Arcadia Celebrates Black History Month

By Caitlin Burns | January 29, 2021

The Arcadia community is celebrating Black History Month with several events held throughout February from departments and offices across campus for students, alumni, faculty, staff, and community members. Throughout the month, Pan African Studies will host Film Fridays. More details on this event, and on all Black History Month programming, will follow.


I Have a Dream Knight 
Wednesday, Feb. 3, at 4 p.m.
Campus Life hosts its second workshop in collaboration with University Relations for the I Have a Dream Knight project, which partners community members who have similar interests in their presentation of Dr. King’s speech and enable those who want to work with a group to create something.

Arcadia Round Table Talk: Arcadia’s Legacy of Black Excellence
Wednesday, Feb. 17, from 6 to 7 p.m.
The Arcadia Alumni Association, in collaboration with the Black Alumni Association of Arcadia University, hosts its February Round Table Talk, “Arcadia’s Legacy of Black Excellence.” Learn from Beaver College and Arcadia University alumni and community members who played a critical role in celebrating our diversity, creating connections, and building equity within our institution. Featured speakers include Dr. George Cross ’99M, member of the Black Alumni Association of Arcadia University; Dr. Doreen Loury, director of the Pan African Studies Program and assistant professor of Sociology; and Dr. Angela McNeil, program director of Gateway to Success/ACT 101; and more.

African American Read In: Revolution, Resistance and Righteous Essays and Works
Tuesday, Feb. 23, from noon to 2 p.m. 
The African American Read In is an annual national event celebrating Africana literature and writing created by the Black Caucus of the National Council of Teachers of English (NCTE) in an effort to make literacy a significant part of Black History Month. Students, staff, faculty, trustees, and administrators are invited to attend and participate in Arcadia’s 8th annual African American Read In event. This year’s theme: Speeches delivered by African Americans.  Please select a speech and prepare to read a portion of a speech or essay written by an African American author. (Readings should be no longer than 5-7 minutes).

This event is sponsored by Act 101/Gateway to Success Program, Office of Institutional Diversity and Pan African Studies.  Contact Dr. Angela McNeil for more details.

Black Panther: Wakanda Forever—Leadership Lessons T’Challa and Nakia
Thursday, Feb. 25, from 7 to 9 p.m.
Join us for an engaging and multifaceted discussion of the power of effective leadership.
Viewings of the movie will be shown before the discussion. Dates to be announced.
Discussion led byThe Black Awareness Society and the Pan-African Studies Department
More details to follow.

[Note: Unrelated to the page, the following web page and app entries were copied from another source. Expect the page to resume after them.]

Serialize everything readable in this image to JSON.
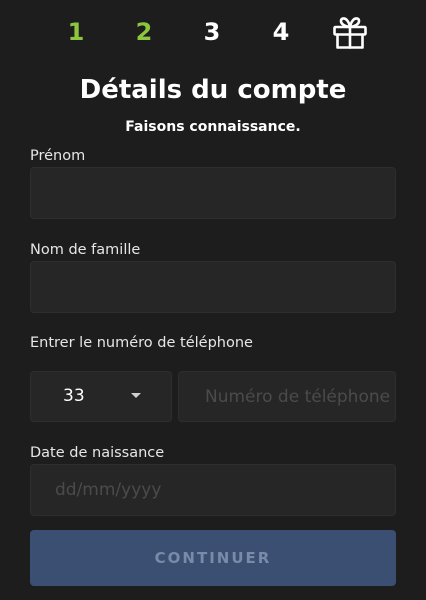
{
  "stepper": {
    "steps": [
      "1",
      "2",
      "3",
      "4"
    ],
    "gift_icon": "gift-icon",
    "done_color": "#8cc63f",
    "todo_color": "#ffffff"
  },
  "header": {
    "title": "Détails du compte",
    "subtitle": "Faisons connaissance."
  },
  "form": {
    "first_name": {
      "label": "Prénom",
      "value": "",
      "placeholder": ""
    },
    "last_name": {
      "label": "Nom de famille",
      "value": "",
      "placeholder": ""
    },
    "phone": {
      "label": "Entrer le numéro de téléphone",
      "country_code": "33",
      "value": "",
      "placeholder": "Numéro de téléphone"
    },
    "birth_date": {
      "label": "Date de naissance",
      "value": "",
      "placeholder": "dd/mm/yyyy"
    }
  },
  "actions": {
    "continue_label": "CONTINUER",
    "button_color": "#3b4f72"
  }
}
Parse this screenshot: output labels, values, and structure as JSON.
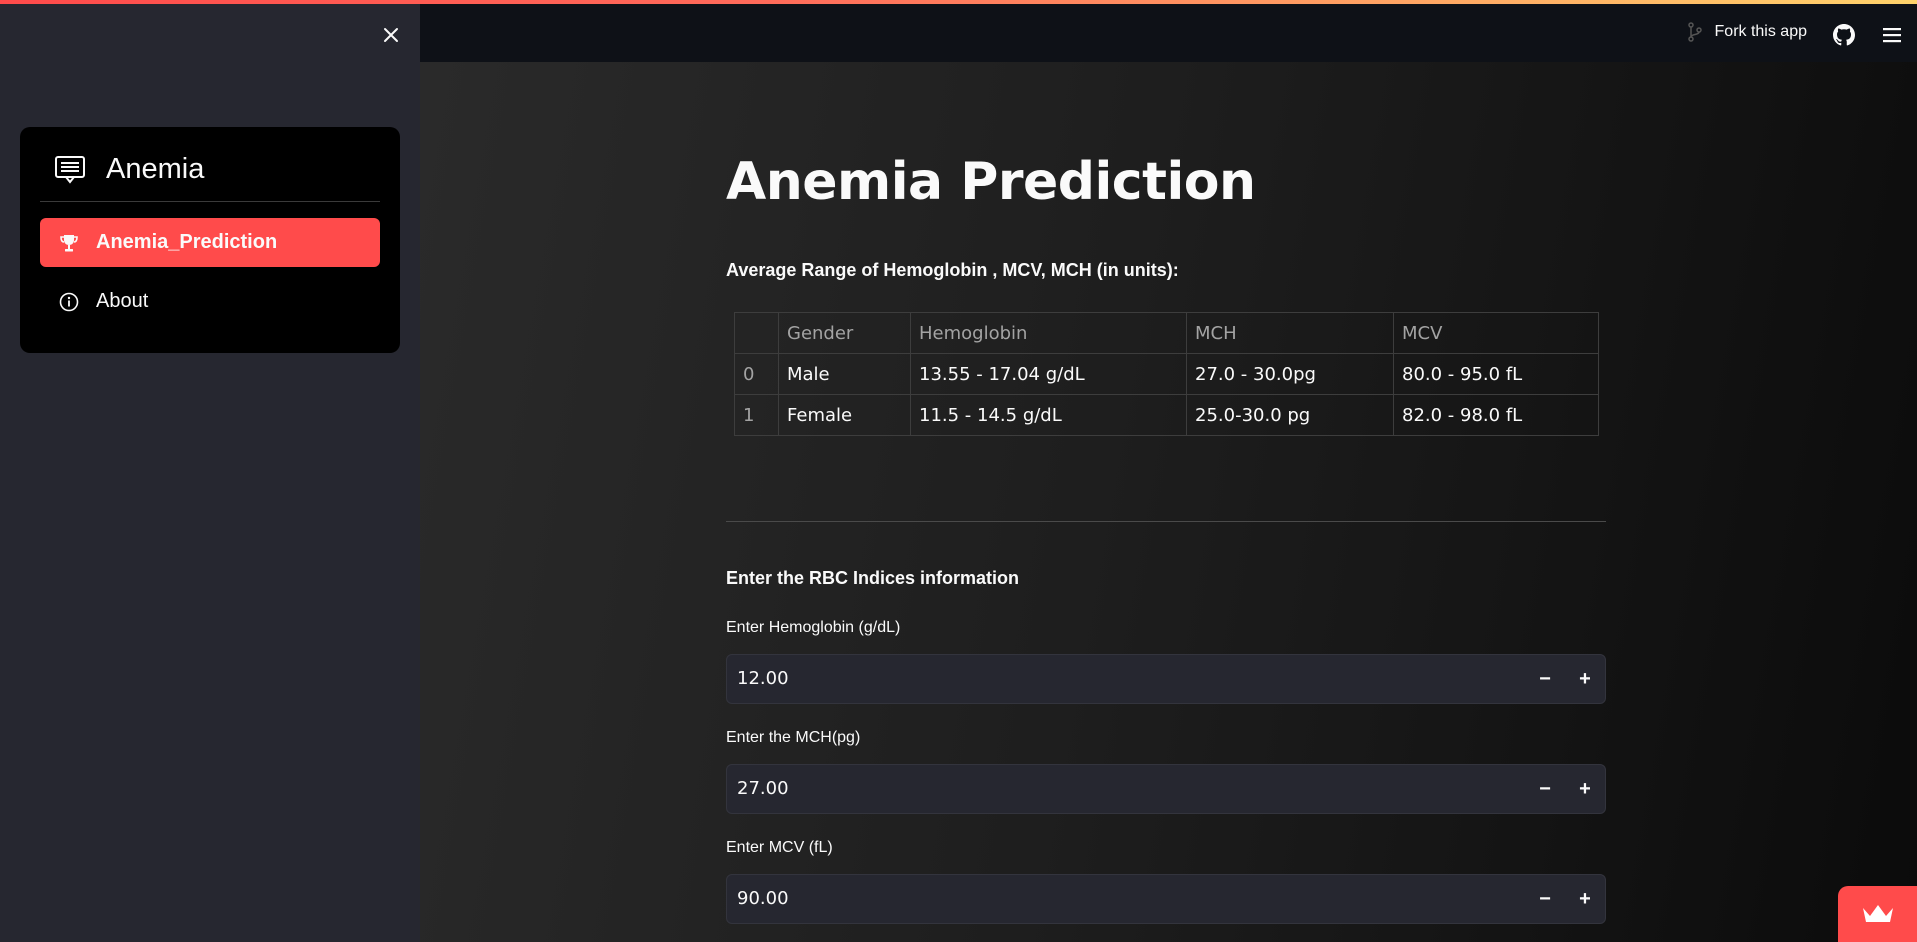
{
  "header": {
    "fork_label": "Fork this app",
    "github_icon": "github-icon",
    "menu_icon": "hamburger-menu-icon"
  },
  "sidebar": {
    "close_icon": "close-icon",
    "menu_title": "Anemia",
    "menu_icon": "newspaper-icon",
    "items": [
      {
        "label": "Anemia_Prediction",
        "icon": "trophy-icon",
        "active": true
      },
      {
        "label": "About",
        "icon": "info-circle-icon",
        "active": false
      }
    ]
  },
  "main": {
    "title": "Anemia Prediction",
    "range_heading": "Average Range of Hemoglobin , MCV, MCH (in units):",
    "table": {
      "columns": [
        "",
        "Gender",
        "Hemoglobin",
        "MCH",
        "MCV"
      ],
      "rows": [
        [
          "0",
          "Male",
          "13.55 - 17.04 g/dL",
          "27.0 - 30.0pg",
          "80.0 - 95.0 fL"
        ],
        [
          "1",
          "Female",
          "11.5 - 14.5 g/dL",
          "25.0-30.0 pg",
          "82.0 - 98.0 fL"
        ]
      ]
    },
    "form_heading": "Enter the RBC Indices information",
    "fields": [
      {
        "label": "Enter Hemoglobin (g/dL)",
        "value": "12.00"
      },
      {
        "label": "Enter the MCH(pg)",
        "value": "27.00"
      },
      {
        "label": "Enter MCV (fL)",
        "value": "90.00"
      }
    ],
    "stepper": {
      "minus": "−",
      "plus": "+"
    }
  },
  "colors": {
    "accent": "#ff4b4b",
    "sidebar_bg": "#262730",
    "header_bg": "#0e1117"
  }
}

Documentary: “Blacking Up: Hip-Hop’s Remix of Race and Identity”
Friday, Feb. 26, at 2 p.m. 
The Office of Institutional Diversity will show the documentary “Blacking Up: Hip-Hop’s Remix of Race and Identity,” which looks at the popularity of hip-hop among America’s white youth. The documentary asks whether white identification is rooted in admiration and a desire to transcend race, or if it is merely a new chapter in the long continuum of stereotyping, mimicry, and cultural appropriation? Does it reflect a new face of racial understanding in white America, or does it reinforce an ugly history?

Arcadia’s Black History Month celebration also includes feature stories and news items that spotlight students, faculty, staff, and alumni. Check the weekly Arcadia newsletter and Arcadia’s social media channels for these pieces. Programming also continues into March, Women’s History Month, with events such as Philly Jawns: For Women Revisited on March 26, a 20+20 poetry anthology in tribute to Nina Simone. This event will be a collaboration with the Pan African Studies Department and The Black Alumni Association and a March 30 forum on Women Who Lead, with Paayal Nair. 

University Black History Month News, Features, and Profiles

  • Mya Brown ’21 had dreamed of being a surgeon to help those suffering from Hydrocephalus, which is an abnormal accumulation of cerebrospinal fluid within the cavities of the brain. However, after her first year at Arcadia University, she found her passion for art and will graduate this May with a degree in graphic design. Read more
  • In, “We Were the Last of the Nice Negro Girls,” a first-account piece in The Atlantic, playwright and actor Anna Deavere Smith ’71, ’93H reflects on forging her Black identity and empowering her defiance while at Beaver College. 
  • During a live interview with WURD Radio’s The Source with Andrea Lawful Sanders, Dr. Doreen Loury, director of the Pan African Studies Program and assistant professor of Sociology, discussed her upbringing in Columbus, Ohio and recent racial and social justice protests. “Understanding the history and understanding where you want to put your energy and knowing how many people are going to be affected is what’s most important. Before you do anything, you have to think about how future generations are going to see this.”  
  • Women’s ice hockey coach Kelsey Koelzer spoke with NBC Sports Philadelphia‘s Michael Barkann on what it means to be the first NCAA Black hockey coach. “It is uplifting to see the number of Black girls that are playing at high levels and dominating the play.”